**What this task involves**:
Write out the whole listing without a single alteration.

** Opening Data shown block **

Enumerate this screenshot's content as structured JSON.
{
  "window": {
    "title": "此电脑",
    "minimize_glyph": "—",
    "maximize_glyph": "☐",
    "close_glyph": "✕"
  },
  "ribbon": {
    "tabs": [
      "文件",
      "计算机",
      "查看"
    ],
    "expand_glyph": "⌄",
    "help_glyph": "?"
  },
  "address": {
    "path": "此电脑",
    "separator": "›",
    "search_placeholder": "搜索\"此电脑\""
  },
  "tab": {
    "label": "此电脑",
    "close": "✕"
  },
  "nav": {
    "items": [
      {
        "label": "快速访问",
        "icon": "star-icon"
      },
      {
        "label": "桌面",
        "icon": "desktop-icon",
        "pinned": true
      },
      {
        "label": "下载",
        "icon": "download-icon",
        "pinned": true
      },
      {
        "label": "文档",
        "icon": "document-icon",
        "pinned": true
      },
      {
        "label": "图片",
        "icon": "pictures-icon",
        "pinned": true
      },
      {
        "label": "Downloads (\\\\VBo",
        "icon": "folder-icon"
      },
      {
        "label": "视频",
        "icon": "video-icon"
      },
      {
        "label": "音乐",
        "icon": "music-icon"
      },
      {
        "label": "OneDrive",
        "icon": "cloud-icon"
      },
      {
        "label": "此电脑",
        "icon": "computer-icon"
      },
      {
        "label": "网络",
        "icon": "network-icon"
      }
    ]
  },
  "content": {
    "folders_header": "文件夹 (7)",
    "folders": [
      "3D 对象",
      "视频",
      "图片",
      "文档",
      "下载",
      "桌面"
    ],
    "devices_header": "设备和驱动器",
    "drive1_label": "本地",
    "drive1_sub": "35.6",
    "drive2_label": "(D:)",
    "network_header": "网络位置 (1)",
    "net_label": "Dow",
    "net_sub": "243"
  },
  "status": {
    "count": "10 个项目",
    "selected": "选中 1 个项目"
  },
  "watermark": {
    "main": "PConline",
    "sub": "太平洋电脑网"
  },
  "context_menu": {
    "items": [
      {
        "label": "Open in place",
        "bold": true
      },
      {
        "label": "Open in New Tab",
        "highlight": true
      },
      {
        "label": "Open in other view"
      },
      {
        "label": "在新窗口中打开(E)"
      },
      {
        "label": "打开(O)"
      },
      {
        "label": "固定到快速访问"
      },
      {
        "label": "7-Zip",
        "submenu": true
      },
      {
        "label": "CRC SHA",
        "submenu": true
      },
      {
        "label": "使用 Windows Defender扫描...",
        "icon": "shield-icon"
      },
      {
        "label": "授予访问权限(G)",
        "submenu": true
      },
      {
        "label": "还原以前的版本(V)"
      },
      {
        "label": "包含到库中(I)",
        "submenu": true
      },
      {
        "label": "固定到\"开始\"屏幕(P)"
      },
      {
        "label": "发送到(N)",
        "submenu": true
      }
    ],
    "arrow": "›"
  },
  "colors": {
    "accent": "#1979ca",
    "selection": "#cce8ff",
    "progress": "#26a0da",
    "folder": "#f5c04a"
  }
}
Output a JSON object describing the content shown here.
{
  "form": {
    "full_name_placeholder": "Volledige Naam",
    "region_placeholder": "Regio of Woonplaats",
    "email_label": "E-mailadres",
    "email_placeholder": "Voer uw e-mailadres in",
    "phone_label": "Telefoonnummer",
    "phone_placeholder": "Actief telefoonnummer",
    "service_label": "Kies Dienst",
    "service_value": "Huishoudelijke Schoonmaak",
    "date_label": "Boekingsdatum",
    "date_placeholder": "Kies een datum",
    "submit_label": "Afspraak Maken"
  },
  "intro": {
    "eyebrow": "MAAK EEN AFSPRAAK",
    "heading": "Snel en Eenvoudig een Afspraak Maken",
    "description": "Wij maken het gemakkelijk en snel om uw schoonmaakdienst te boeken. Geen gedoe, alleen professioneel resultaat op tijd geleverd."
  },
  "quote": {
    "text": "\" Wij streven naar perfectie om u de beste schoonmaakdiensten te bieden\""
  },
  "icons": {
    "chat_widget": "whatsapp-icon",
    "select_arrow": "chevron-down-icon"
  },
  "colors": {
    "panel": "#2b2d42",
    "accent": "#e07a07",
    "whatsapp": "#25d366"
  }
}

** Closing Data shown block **

**Answer box**:
Enumerate this screenshot's content as structured JSON.
{
  "window": {
    "title": "此电脑",
    "minimize_glyph": "—",
    "maximize_glyph": "☐",
    "close_glyph": "✕"
  },
  "ribbon": {
    "tabs": [
      "文件",
      "计算机",
      "查看"
    ],
    "expand_glyph": "⌄",
    "help_glyph": "?"
  },
  "address": {
    "path": "此电脑",
    "separator": "›",
    "search_placeholder": "搜索\"此电脑\""
  },
  "tab": {
    "label": "此电脑",
    "close": "✕"
  },
  "nav": {
    "items": [
      {
        "label": "快速访问",
        "icon": "star-icon"
      },
      {
        "label": "桌面",
        "icon": "desktop-icon",
        "pinned": true
      },
      {
        "label": "下载",
        "icon": "download-icon",
        "pinned": true
      },
      {
        "label": "文档",
        "icon": "document-icon",
        "pinned": true
      },
      {
        "label": "图片",
        "icon": "pictures-icon",
        "pinned": true
      },
      {
        "label": "Downloads (\\\\VBo",
        "icon": "folder-icon"
      },
      {
        "label": "视频",
        "icon": "video-icon"
      },
      {
        "label": "音乐",
        "icon": "music-icon"
      },
      {
        "label": "OneDrive",
        "icon": "cloud-icon"
      },
      {
        "label": "此电脑",
        "icon": "computer-icon"
      },
      {
        "label": "网络",
        "icon": "network-icon"
      }
    ]
  },
  "content": {
    "folders_header": "文件夹 (7)",
    "folders": [
      "3D 对象",
      "视频",
      "图片",
      "文档",
      "下载",
      "桌面"
    ],
    "devices_header": "设备和驱动器",
    "drive1_label": "本地",
    "drive1_sub": "35.6",
    "drive2_label": "(D:)",
    "network_header": "网络位置 (1)",
    "net_label": "Dow",
    "net_sub": "243"
  },
  "status": {
    "count": "10 个项目",
    "selected": "选中 1 个项目"
  },
  "watermark": {
    "main": "PConline",
    "sub": "太平洋电脑网"
  },
  "context_menu": {
    "items": [
      {
        "label": "Open in place",
        "bold": true
      },
      {
        "label": "Open in New Tab",
        "highlight": true
      },
      {
        "label": "Open in other view"
      },
      {
        "label": "在新窗口中打开(E)"
      },
      {
        "label": "打开(O)"
      },
      {
        "label": "固定到快速访问"
      },
      {
        "label": "7-Zip",
        "submenu": true
      },
      {
        "label": "CRC SHA",
        "submenu": true
      },
      {
        "label": "使用 Windows Defender扫描...",
        "icon": "shield-icon"
      },
      {
        "label": "授予访问权限(G)",
        "submenu": true
      },
      {
        "label": "还原以前的版本(V)"
      },
      {
        "label": "包含到库中(I)",
        "submenu": true
      },
      {
        "label": "固定到\"开始\"屏幕(P)"
      },
      {
        "label": "发送到(N)",
        "submenu": true
      }
    ],
    "arrow": "›"
  },
  "colors": {
    "accent": "#1979ca",
    "selection": "#cce8ff",
    "progress": "#26a0da",
    "folder": "#f5c04a"
  }
}
Output a JSON object describing the content shown here.
{
  "form": {
    "full_name_placeholder": "Volledige Naam",
    "region_placeholder": "Regio of Woonplaats",
    "email_label": "E-mailadres",
    "email_placeholder": "Voer uw e-mailadres in",
    "phone_label": "Telefoonnummer",
    "phone_placeholder": "Actief telefoonnummer",
    "service_label": "Kies Dienst",
    "service_value": "Huishoudelijke Schoonmaak",
    "date_label": "Boekingsdatum",
    "date_placeholder": "Kies een datum",
    "submit_label": "Afspraak Maken"
  },
  "intro": {
    "eyebrow": "MAAK EEN AFSPRAAK",
    "heading": "Snel en Eenvoudig een Afspraak Maken",
    "description": "Wij maken het gemakkelijk en snel om uw schoonmaakdienst te boeken. Geen gedoe, alleen professioneel resultaat op tijd geleverd."
  },
  "quote": {
    "text": "\" Wij streven naar perfectie om u de beste schoonmaakdiensten te bieden\""
  },
  "icons": {
    "chat_widget": "whatsapp-icon",
    "select_arrow": "chevron-down-icon"
  },
  "colors": {
    "panel": "#2b2d42",
    "accent": "#e07a07",
    "whatsapp": "#25d366"
  }
}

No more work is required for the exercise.